The advertisements have also changed. Pointers are moved completely linearly and independently of temperature by a stepper motor over a much larger angle or are simulated on a display, often in connection with various other displays, see instrument cluster and multifunction display . With other variants it is particularly important that certain important speed ranges are shown spread out so that the driver can read them more precisely. Nowadays, the speed is often displayed as a numerical value, especially in head-up displays .
Measurement errors and tolerances
All the methods presented here are not based on the direct measurement of the distance covered in a certain time , but on a speed measurement and are therefore dependent on the rolling circumference of the wheels. If larger or smaller wheels are mounted, a speedometer adjustment is necessary. Smaller error contributions that are not proportional to the speed driven are caused by centrifugal forces and slip due to increasing air resistance.
In cars, wear leads to measurement errors of a few percent, in rail vehicles they are up to over 10% and must be corrected. Under ETCS , the permissible limit for the measurement error below 30 km / h is a constant 2 km / h and increases linearly above it, up to 12 km / h at 500 km / h. For motor vehicles in Europe and many other countries, the displayed speed is not below the actual driven speed, but upwards by max. 10% v + 4 km / h (so-called speed advance).
Speedometers often graphically show the speed linearly or with equidistant graduation marks, but there is no legal requirement for this. In some vehicles z. B. the range 50-60 km / h expanded or the range of higher speeds shown with decreasing graduation intervals. In order to achieve a display proportional to kinetic energy or the required braking distance and risk, the speed can be displayed on a quasi-logarithmic scale (see illustration), as was done in a similar way with the GS and CX models from Citroën in the 1970s. However, this leads to a correspondingly difficult to read speed in the lower speed range.
Speed indicators on the roadside serve as feedback for drivers of motor vehicles and warn them to adhere to speed limits.
In the study Evaluation of Dynamic Speed Feedback published in 2010, the Accident Research of Insurers (UDV) carried out a comparison of these dynamic speed displays with the so-called dialog display. Although the dialogue display does not show the current speed and only praises and rebukes it by showing "Thank you" and "Slow", there were stronger and permanent decreases in average speeds.
- Airspeed indicator on the aircraft
- Continuous wave radar for speed over ground in rail vehicles as well as for testing the driving behavior of automobiles
- Inertial navigation
- Speed measurement at the ship ( log )
- Bike computer
- Motor vehicle measuring devices: Devices for measuring speed In: KFT 2/1957, pp. 54–57.
- ECE regulation R 39 ( Memento from May 15, 2012 in the Internet Archive ) (PDF; 867 kB)
-  Meyers Konversations-Lexikon, 4th edition (1885–1890)

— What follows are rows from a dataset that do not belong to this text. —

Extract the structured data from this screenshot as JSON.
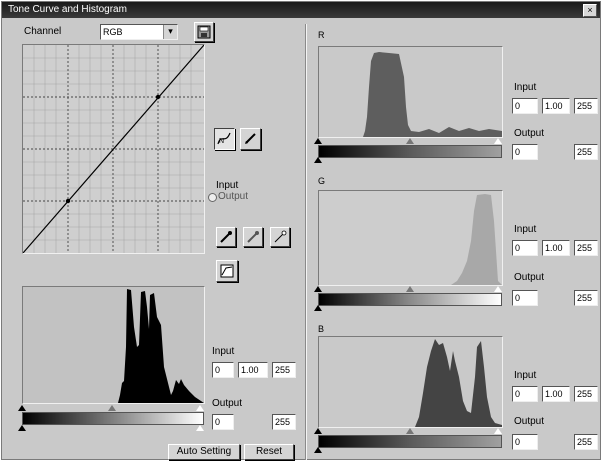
{
  "window": {
    "title": "Tone Curve and Histogram",
    "close_glyph": "×"
  },
  "channel": {
    "label": "Channel",
    "value": "RGB",
    "arrow": "▾"
  },
  "curve_tools": {
    "input_label": "Input",
    "output_label": "Output"
  },
  "main_histogram": {
    "input_label": "Input",
    "input_values": [
      "0",
      "1.00",
      "255"
    ],
    "output_label": "Output",
    "output_values": [
      "0",
      "255"
    ]
  },
  "buttons": {
    "auto_setting": "Auto Setting",
    "reset": "Reset"
  },
  "channels": [
    {
      "name": "R",
      "input_label": "Input",
      "input_values": [
        "0",
        "1.00",
        "255"
      ],
      "output_label": "Output",
      "output_values": [
        "0",
        "255"
      ]
    },
    {
      "name": "G",
      "input_label": "Input",
      "input_values": [
        "0",
        "1.00",
        "255"
      ],
      "output_label": "Output",
      "output_values": [
        "0",
        "255"
      ]
    },
    {
      "name": "B",
      "input_label": "Input",
      "input_values": [
        "0",
        "1.00",
        "255"
      ],
      "output_label": "Output",
      "output_values": [
        "0",
        "255"
      ]
    }
  ],
  "colors": {
    "window_bg": "#c9c9c9",
    "histogram_rgb": "#000000",
    "histogram_r": "#5e5e5e",
    "histogram_g": "#a8a8a8",
    "histogram_b": "#444444"
  }
}
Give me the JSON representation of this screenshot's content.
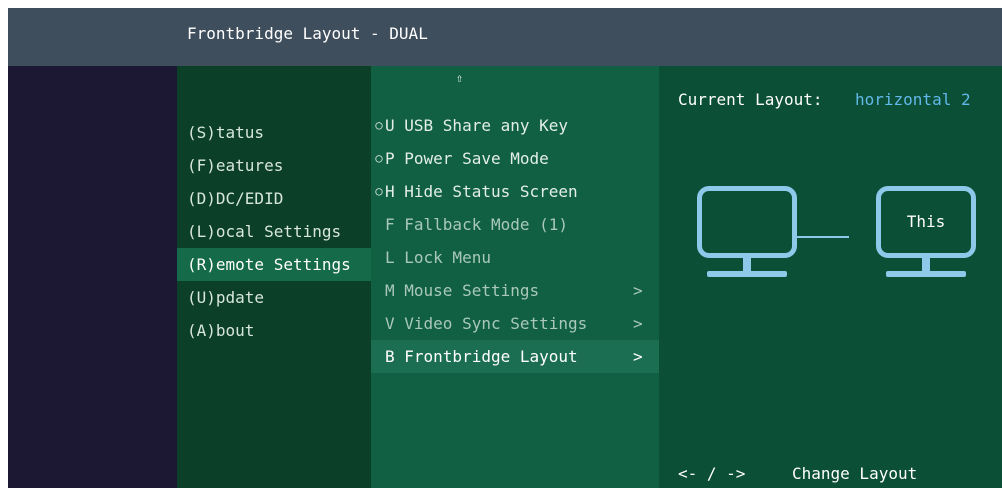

- spiegel.de: 100 years of speedometer, speedometer only slowly got up to speed
- Jörg Austen, Sigmund Walter: Porsche 911 - The technical documentation. Motorbuch Verlag, Stuttgart, 1995, ISBN 3-613-01689-3 , p. 71.
- C. Schulze, T. Gehlert: Research report VV 03: Evaluation of dynamic speed feedback. 2010, ISBN 978-3-939163-27-5 .